- **PROVIDED DATA**
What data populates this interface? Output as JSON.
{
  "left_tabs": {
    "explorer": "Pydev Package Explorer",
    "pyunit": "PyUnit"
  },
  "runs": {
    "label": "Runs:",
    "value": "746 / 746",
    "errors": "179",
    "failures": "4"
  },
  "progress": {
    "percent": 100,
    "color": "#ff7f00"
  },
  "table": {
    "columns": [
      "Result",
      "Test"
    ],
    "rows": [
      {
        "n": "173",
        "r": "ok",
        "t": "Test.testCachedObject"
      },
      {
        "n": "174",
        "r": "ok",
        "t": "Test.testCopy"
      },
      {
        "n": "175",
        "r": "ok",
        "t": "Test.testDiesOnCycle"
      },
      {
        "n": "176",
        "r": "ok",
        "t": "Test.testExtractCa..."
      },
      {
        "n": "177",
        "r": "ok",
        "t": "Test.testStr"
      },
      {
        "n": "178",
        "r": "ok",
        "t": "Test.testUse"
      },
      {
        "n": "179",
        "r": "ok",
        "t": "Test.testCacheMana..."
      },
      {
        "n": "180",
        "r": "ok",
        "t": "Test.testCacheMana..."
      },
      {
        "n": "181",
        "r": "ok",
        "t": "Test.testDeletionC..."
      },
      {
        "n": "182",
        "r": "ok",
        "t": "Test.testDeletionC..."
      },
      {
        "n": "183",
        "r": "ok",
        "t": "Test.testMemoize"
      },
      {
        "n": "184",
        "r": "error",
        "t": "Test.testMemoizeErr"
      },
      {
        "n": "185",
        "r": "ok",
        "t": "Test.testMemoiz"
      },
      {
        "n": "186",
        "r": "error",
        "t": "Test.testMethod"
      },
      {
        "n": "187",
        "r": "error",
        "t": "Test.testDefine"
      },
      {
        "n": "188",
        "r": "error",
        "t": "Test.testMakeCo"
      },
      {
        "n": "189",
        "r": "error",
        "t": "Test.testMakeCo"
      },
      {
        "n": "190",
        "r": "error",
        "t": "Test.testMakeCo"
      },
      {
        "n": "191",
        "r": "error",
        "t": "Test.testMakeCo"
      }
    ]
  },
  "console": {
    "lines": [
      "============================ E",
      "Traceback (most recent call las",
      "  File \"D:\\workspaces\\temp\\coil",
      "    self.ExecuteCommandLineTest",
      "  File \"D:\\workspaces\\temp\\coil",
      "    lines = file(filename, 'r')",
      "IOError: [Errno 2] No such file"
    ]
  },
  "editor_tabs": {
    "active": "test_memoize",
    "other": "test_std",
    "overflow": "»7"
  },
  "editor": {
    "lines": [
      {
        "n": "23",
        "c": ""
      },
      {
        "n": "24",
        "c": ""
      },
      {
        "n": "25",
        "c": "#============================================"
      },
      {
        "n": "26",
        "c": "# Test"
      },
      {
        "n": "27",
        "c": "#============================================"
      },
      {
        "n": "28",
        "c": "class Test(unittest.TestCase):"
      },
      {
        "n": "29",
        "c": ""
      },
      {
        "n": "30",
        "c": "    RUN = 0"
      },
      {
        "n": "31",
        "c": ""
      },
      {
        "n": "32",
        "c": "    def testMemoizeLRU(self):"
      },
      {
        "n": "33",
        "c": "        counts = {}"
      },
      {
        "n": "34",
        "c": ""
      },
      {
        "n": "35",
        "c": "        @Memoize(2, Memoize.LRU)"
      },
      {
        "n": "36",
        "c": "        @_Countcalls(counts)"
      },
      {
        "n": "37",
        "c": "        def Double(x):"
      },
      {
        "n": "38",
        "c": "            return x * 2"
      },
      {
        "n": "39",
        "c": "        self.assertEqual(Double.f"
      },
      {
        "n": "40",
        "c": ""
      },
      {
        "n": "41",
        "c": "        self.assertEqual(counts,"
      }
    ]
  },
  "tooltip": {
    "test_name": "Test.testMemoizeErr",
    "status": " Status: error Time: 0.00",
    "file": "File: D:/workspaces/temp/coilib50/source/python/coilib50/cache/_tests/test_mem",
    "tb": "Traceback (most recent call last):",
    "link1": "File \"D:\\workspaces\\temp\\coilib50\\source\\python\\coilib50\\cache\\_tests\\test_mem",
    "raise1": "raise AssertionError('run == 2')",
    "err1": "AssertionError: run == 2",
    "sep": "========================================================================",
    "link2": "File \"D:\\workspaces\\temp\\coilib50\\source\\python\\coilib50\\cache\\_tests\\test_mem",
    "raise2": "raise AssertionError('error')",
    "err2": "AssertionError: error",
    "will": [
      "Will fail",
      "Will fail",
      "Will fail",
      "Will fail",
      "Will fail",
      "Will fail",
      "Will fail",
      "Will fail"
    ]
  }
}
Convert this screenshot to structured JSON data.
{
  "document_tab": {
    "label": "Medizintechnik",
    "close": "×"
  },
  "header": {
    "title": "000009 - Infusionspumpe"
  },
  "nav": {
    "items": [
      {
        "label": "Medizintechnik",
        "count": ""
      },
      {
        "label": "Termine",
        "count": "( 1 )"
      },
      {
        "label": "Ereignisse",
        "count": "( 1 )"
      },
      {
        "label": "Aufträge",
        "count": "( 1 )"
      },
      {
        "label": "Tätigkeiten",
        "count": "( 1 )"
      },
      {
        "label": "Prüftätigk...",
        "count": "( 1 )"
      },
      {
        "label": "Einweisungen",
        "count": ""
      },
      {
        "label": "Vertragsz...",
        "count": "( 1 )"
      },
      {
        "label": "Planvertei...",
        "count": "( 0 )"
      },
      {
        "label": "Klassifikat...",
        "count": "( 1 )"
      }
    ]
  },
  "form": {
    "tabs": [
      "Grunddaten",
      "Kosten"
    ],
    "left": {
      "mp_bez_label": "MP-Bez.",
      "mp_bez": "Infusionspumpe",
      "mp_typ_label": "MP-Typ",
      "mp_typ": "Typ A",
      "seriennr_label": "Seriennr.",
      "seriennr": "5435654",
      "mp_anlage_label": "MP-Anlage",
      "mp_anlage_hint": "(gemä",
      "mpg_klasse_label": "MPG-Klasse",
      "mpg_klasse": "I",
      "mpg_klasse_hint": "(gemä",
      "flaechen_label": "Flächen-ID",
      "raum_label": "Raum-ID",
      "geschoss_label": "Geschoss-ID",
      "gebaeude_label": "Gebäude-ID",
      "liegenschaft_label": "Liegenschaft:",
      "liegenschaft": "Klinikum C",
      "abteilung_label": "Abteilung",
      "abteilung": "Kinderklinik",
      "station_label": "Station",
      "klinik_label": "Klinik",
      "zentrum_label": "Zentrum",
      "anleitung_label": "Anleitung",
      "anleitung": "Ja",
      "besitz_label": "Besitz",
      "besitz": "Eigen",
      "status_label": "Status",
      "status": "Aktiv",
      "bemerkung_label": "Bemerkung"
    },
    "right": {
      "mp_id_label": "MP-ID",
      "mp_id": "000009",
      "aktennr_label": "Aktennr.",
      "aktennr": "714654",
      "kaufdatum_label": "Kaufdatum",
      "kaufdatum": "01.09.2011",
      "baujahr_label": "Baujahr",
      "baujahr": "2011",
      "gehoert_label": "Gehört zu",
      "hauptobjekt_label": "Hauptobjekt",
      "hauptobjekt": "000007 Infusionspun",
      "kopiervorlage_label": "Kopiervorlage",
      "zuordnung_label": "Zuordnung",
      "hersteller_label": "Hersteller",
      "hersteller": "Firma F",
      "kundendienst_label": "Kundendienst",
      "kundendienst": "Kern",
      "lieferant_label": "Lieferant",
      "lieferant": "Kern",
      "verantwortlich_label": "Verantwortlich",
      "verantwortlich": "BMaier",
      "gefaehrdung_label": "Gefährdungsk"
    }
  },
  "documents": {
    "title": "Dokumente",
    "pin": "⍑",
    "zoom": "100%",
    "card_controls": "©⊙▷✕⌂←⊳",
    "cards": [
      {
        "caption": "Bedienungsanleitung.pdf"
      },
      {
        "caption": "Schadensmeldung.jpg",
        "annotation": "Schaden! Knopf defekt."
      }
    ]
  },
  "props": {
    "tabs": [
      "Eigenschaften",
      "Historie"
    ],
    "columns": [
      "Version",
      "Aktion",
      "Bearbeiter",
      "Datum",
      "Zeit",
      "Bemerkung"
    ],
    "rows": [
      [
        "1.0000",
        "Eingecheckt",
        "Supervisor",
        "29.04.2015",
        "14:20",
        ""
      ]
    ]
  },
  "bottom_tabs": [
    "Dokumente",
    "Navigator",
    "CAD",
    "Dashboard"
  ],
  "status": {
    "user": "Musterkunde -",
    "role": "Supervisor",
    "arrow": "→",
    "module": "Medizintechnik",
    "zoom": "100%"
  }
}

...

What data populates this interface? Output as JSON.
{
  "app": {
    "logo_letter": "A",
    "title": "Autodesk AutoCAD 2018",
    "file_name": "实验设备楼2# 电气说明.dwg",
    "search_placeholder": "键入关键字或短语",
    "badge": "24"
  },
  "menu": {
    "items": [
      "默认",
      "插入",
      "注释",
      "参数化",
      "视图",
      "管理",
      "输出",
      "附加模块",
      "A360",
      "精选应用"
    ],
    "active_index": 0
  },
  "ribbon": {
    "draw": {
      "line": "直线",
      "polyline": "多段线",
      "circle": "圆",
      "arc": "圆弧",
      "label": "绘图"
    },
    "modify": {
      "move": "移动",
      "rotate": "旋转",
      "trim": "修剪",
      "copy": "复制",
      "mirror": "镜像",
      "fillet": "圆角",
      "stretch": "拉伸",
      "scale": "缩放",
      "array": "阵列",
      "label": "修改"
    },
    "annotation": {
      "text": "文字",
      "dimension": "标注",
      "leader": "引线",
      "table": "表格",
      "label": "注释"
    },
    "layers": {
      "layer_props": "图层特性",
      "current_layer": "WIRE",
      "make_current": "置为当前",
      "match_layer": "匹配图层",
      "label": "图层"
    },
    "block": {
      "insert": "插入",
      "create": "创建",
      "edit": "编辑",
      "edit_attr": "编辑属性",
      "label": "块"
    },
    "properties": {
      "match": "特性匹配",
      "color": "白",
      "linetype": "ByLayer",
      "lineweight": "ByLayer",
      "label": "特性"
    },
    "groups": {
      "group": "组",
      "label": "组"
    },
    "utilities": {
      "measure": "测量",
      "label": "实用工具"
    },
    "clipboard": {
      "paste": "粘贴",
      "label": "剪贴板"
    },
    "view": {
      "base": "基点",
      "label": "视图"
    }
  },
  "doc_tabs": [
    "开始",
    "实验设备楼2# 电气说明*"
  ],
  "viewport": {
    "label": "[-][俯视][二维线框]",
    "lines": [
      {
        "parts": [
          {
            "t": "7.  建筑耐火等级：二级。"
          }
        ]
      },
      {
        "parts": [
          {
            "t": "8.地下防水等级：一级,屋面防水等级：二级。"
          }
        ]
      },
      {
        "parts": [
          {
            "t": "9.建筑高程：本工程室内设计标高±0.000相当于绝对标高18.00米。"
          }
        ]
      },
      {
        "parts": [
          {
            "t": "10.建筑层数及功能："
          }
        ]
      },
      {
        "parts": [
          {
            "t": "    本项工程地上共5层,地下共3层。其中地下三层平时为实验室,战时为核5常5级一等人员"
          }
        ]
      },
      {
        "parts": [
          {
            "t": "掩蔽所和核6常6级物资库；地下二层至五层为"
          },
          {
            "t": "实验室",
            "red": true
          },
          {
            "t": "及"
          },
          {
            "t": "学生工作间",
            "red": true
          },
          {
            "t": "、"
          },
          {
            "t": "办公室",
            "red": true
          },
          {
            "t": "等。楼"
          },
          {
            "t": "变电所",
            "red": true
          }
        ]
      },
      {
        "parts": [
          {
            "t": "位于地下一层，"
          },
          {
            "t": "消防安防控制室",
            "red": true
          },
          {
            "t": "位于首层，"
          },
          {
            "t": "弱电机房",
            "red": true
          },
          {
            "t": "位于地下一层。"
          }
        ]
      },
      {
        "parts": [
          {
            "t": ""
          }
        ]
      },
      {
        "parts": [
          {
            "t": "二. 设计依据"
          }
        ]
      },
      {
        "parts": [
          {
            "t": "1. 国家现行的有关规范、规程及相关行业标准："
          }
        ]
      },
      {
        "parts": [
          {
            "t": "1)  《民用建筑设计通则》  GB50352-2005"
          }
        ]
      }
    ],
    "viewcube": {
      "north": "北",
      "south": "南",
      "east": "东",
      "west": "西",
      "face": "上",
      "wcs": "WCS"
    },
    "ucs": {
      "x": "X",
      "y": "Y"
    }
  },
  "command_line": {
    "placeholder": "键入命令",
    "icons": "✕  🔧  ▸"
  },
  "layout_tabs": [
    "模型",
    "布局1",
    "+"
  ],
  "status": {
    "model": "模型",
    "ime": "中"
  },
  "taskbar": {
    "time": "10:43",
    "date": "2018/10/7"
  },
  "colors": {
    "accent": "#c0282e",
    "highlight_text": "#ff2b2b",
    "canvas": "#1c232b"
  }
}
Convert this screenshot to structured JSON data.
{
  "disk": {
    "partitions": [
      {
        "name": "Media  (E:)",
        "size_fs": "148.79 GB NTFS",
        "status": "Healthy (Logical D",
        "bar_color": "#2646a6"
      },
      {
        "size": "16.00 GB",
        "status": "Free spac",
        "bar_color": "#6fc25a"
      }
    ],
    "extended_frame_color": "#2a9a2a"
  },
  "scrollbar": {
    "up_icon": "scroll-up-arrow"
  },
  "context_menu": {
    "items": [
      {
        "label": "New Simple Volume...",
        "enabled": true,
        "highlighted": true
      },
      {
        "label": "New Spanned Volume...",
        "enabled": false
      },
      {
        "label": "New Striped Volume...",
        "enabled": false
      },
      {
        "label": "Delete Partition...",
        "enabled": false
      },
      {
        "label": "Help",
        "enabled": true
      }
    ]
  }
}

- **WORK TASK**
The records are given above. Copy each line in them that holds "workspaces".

- **YOUR RESPONSE**
      "  File \"D:\\workspaces\\temp\\coil",
      "  File \"D:\\workspaces\\temp\\coil",
    "file": "File: D:/workspaces/temp/coilib50/source/python/coilib50/cache/_tests/test_mem",
    "link1": "File \"D:\\workspaces\\temp\\coilib50\\source\\python\\coilib50\\cache\\_tests\\test_mem",
    "link2": "File \"D:\\workspaces\\temp\\coilib50\\source\\python\\coilib50\\cache\\_tests\\test_mem",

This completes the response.